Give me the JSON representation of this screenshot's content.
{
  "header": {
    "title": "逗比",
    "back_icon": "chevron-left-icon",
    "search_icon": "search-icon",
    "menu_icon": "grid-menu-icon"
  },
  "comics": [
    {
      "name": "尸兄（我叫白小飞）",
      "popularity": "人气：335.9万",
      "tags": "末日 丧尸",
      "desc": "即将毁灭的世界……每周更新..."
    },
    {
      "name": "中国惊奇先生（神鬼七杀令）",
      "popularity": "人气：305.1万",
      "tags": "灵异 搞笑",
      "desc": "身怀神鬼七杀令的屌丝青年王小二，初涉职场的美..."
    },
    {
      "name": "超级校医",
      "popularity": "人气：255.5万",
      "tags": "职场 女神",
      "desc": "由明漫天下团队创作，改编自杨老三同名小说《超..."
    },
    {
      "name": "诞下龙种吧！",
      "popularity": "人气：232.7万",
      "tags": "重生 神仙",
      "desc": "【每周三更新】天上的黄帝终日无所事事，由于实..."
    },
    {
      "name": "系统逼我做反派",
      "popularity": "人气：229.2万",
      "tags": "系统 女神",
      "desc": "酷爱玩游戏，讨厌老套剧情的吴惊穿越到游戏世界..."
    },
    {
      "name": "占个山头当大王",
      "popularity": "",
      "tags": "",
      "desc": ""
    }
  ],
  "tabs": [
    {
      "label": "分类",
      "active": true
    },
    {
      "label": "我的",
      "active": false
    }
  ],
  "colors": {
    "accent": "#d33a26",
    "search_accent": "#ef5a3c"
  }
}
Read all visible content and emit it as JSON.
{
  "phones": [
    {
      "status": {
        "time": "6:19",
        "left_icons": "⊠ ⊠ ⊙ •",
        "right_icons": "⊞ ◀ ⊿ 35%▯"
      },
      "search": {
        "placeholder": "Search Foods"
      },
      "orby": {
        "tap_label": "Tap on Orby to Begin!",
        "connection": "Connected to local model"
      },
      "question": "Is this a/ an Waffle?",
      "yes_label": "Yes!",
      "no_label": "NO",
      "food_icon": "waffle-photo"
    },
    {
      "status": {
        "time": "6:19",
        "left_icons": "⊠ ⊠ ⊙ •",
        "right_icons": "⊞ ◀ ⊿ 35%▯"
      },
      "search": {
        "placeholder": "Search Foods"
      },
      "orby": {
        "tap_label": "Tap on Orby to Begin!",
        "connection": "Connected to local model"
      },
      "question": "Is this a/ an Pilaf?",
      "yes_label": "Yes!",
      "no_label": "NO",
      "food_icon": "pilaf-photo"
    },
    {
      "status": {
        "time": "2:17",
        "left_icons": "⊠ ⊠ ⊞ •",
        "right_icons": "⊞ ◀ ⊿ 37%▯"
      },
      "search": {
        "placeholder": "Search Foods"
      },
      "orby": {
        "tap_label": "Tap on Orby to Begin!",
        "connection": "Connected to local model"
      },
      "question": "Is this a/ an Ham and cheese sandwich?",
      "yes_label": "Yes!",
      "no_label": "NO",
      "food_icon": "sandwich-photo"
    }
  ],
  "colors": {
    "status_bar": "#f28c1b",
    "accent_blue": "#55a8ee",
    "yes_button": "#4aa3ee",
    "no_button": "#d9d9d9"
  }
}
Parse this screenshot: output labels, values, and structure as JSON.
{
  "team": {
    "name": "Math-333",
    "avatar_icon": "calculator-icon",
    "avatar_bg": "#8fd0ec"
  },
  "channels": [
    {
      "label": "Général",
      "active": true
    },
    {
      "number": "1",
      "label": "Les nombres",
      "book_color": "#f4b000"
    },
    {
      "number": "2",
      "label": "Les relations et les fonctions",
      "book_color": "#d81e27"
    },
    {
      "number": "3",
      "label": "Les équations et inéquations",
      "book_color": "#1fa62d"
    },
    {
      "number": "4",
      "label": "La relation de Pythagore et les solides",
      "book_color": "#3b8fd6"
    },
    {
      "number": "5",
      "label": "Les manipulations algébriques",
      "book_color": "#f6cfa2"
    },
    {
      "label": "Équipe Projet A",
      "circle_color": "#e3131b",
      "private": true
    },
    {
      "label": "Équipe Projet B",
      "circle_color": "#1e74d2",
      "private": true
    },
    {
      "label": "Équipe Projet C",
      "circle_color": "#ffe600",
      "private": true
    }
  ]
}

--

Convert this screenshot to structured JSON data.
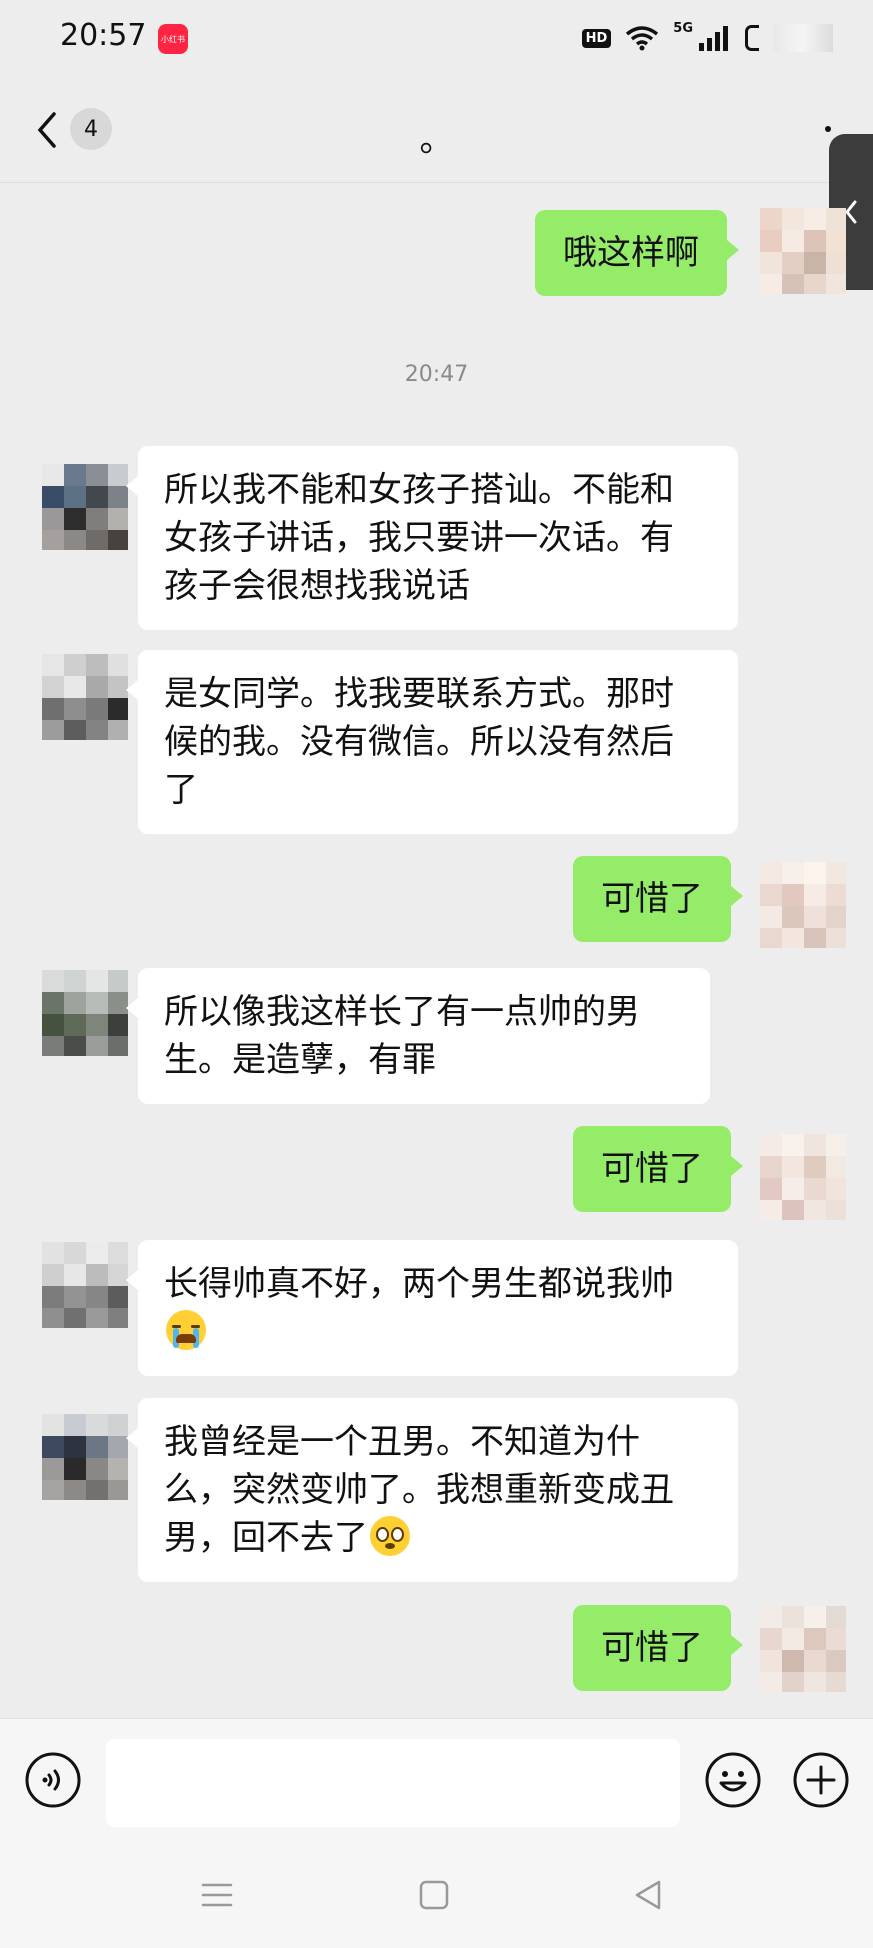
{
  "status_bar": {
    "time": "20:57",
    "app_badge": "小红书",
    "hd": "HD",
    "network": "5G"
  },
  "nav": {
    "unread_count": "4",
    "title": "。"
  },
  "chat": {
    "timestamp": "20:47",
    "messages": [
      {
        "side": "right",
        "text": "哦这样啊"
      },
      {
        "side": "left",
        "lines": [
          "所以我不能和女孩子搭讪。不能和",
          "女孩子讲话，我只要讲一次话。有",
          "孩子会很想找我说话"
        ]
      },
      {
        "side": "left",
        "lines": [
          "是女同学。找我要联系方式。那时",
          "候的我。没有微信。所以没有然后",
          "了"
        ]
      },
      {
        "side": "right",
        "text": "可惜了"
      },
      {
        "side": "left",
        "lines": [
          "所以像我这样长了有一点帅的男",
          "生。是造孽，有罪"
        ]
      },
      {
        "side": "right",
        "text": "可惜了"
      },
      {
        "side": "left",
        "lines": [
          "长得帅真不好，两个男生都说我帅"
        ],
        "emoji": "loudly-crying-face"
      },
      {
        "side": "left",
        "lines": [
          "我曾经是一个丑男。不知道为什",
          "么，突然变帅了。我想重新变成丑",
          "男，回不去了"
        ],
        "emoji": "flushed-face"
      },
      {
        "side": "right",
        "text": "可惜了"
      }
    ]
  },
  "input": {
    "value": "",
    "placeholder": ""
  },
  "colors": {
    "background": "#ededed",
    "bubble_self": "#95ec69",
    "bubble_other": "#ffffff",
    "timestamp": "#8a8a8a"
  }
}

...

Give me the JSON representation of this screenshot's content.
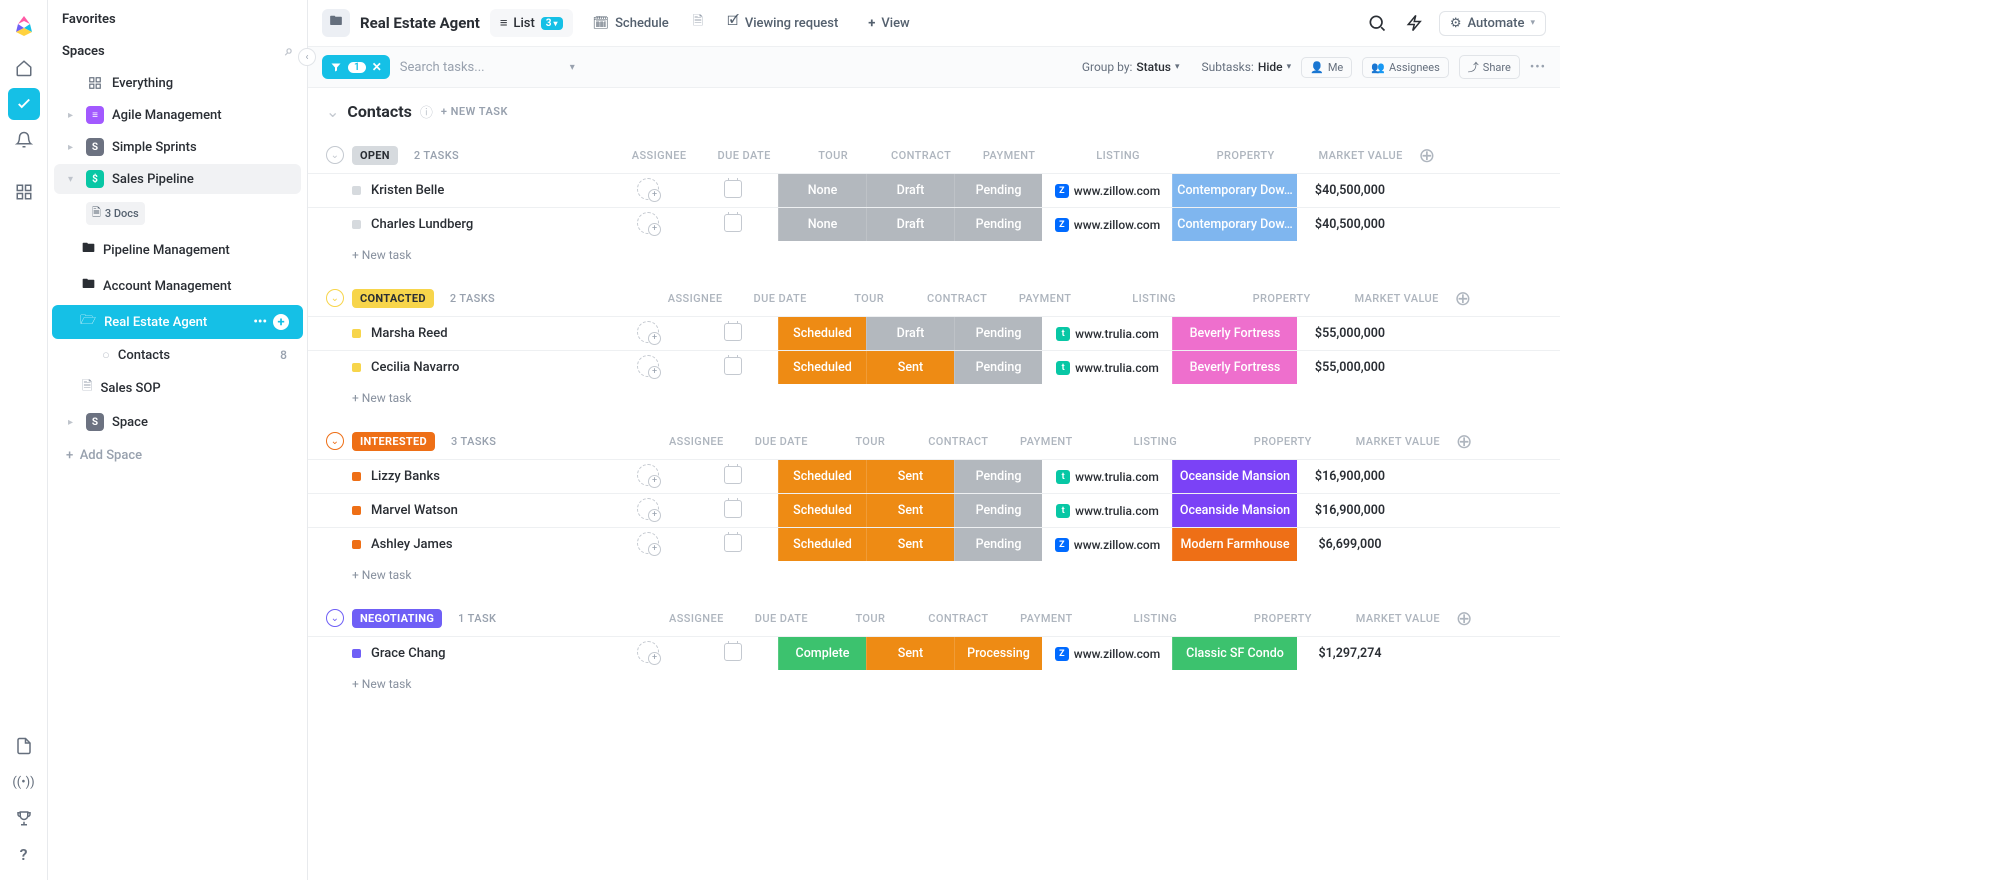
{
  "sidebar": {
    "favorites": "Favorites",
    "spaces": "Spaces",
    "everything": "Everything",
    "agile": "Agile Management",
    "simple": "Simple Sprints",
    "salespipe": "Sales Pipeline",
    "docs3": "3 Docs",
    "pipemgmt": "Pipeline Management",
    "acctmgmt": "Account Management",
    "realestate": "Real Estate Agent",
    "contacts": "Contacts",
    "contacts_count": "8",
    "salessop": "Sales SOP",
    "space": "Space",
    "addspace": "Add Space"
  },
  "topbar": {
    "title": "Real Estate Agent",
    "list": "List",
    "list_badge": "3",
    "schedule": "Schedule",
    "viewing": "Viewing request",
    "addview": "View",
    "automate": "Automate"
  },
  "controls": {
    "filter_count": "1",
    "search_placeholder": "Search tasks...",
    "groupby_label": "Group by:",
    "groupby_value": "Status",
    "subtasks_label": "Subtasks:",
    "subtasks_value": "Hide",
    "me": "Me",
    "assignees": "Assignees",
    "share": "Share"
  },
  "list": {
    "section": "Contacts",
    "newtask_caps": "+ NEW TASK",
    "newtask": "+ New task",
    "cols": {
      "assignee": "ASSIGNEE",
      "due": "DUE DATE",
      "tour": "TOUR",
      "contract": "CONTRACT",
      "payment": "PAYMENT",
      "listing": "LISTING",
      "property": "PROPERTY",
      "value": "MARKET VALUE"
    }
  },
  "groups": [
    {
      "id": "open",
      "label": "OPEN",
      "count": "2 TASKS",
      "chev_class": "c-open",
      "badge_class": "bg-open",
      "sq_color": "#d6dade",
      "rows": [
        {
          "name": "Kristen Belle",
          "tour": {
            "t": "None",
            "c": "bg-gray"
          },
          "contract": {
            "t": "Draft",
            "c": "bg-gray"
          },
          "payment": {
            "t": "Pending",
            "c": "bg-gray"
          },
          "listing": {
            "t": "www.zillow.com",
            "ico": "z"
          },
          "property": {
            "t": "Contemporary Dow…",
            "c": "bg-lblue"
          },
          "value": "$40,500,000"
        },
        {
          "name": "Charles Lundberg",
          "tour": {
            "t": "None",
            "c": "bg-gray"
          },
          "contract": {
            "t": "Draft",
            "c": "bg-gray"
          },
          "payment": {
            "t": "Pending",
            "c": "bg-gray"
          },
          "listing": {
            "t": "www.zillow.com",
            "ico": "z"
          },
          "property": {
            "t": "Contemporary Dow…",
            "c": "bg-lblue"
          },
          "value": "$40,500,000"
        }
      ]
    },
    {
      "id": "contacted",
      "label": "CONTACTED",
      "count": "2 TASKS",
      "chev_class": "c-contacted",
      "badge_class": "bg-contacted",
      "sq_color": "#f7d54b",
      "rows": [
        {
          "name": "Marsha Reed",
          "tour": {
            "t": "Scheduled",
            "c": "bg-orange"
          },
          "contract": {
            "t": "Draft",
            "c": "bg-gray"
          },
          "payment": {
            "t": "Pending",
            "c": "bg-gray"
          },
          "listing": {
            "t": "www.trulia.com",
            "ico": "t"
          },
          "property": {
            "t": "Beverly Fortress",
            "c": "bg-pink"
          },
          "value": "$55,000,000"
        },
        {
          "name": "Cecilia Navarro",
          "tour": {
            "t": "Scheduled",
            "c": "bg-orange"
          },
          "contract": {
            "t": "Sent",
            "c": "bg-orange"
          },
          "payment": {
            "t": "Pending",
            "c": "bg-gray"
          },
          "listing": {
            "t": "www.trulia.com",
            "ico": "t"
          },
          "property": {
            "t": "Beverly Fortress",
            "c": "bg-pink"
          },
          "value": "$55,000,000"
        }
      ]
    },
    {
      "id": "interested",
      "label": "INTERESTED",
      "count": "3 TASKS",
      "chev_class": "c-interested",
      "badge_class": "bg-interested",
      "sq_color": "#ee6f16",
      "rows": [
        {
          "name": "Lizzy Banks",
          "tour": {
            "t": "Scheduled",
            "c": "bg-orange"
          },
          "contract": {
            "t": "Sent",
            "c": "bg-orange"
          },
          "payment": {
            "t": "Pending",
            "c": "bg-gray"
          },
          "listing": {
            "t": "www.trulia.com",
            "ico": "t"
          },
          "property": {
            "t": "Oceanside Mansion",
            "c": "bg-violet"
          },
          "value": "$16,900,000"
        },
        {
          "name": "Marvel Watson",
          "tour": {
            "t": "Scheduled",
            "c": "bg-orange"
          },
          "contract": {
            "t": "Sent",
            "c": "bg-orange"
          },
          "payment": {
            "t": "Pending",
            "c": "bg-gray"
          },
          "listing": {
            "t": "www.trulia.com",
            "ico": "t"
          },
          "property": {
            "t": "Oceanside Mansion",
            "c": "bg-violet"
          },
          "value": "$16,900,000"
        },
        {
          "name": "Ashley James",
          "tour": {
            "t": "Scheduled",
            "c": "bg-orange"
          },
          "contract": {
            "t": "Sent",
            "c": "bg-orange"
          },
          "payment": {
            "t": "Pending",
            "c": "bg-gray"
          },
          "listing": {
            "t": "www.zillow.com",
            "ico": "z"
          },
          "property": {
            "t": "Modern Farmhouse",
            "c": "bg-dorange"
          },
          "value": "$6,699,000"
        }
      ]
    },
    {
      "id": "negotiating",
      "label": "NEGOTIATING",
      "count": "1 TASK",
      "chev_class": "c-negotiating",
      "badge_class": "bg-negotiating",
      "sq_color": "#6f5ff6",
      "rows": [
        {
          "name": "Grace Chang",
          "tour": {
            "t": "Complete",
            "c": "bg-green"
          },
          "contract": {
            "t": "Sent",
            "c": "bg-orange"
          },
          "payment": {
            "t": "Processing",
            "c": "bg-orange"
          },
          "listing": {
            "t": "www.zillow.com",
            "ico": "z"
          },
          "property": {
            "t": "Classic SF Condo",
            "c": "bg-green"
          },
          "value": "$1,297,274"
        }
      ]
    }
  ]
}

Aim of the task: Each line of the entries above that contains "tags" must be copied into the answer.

Reply:
      "tags": "末日 丧尸",
      "tags": "灵异 搞笑",
      "tags": "职场 女神",
      "tags": "重生 神仙",
      "tags": "系统 女神",
      "tags": "",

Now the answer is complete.